Ride hailing, carpooling, ride sharing, ride pooling... All these transportation options sound pretty similar. But the small differences are actually crucial.
What does ride sharing mean? Ride sharing is a collective term for rides shared by individuals. One person drives their car a certain route and takes along another person who wants to go to the same destination. Opportunities for ride shares (or lift shares) are generally found and settled via websites or apps.
What is ride hailing? With ride hailing, the customer uses an app like FREE NOW to book a ride. The car has a professional driver that collects the customer at an agreed meeting place and drives him or her to their destination. In this scenario, the ride is for the customer’s exclusive use, similar to a taxi ride. Payment for the journey is settled via the app.
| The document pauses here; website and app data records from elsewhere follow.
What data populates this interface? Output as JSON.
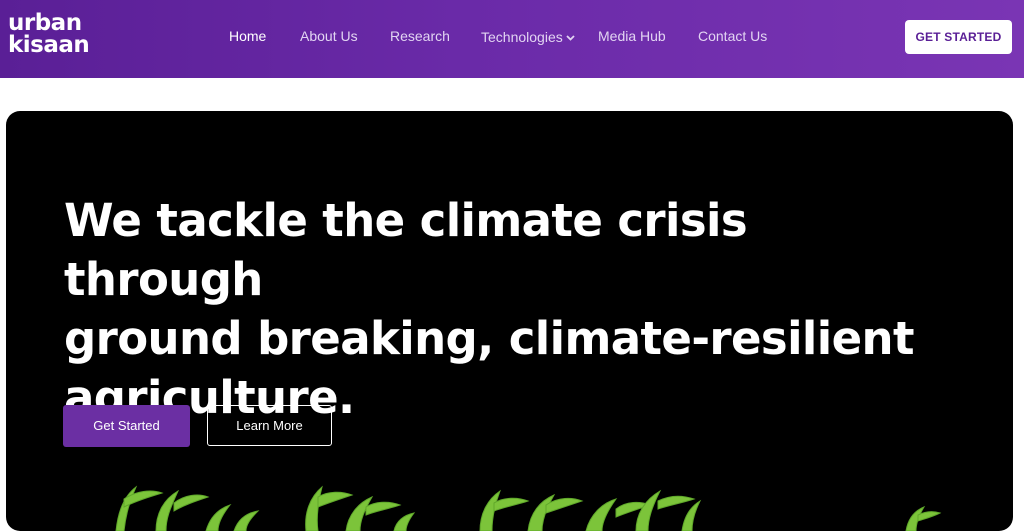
{
  "header": {
    "logo_line1": "urban",
    "logo_line2": "kisaan",
    "nav": [
      {
        "label": "Home",
        "active": true
      },
      {
        "label": "About Us"
      },
      {
        "label": "Research"
      },
      {
        "label": "Technologies",
        "has_dropdown": true
      },
      {
        "label": "Media Hub"
      },
      {
        "label": "Contact Us"
      }
    ],
    "cta_label": "GET STARTED"
  },
  "hero": {
    "headline_line1": "We tackle the climate crisis through",
    "headline_line2": "ground breaking, climate-resilient",
    "headline_line3": "agriculture.",
    "primary_button": "Get Started",
    "secondary_button": "Learn More"
  },
  "colors": {
    "brand": "#6b2fa3",
    "header_gradient_start": "#5a1f96",
    "header_gradient_end": "#7a35b4",
    "hero_background": "#000000",
    "sprout_green": "#7cc43a"
  },
  "icons": {
    "technologies_dropdown": "chevron-down-icon",
    "hero_image": "microgreens-sprouts"
  }
}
With ride pooling on the other hand, several passengers share a professional driver. For example, person X has booked a ride-hailing service in order to get from point A to point B. Coincidentally, person Y places a request for the same or a similar route with the same service provider. The provider’s algorithm combines the journeys so that person Y gets into person X’s ride pooling taxi, or vice versa. While each person’s drive might take a little longer, the ride hailing provider is able to offer cheaper rates because the service is shared. What’s more, every shared taxi trip makes for one less burden on both traffic and the environment.
What the future holds: everything in motion
So sharing doesn’t necessarily mean settling for less. Rather, solutions that see mobility as a service offer users a high degree of flexibility so they will always receive the precise form of transportation they require. For many users, this advantage is combined with lower transport costs and a considerate use of scarce resources – including parking spaces in the city. While a private car is typically left unused for 23 hours a day, car sharing vehicles are used for up to six hours a day on average. This says a lot for the benefits of shared mobility – despite the complexity of some of the terms involved.
illustrations: Bratislav Milenkovic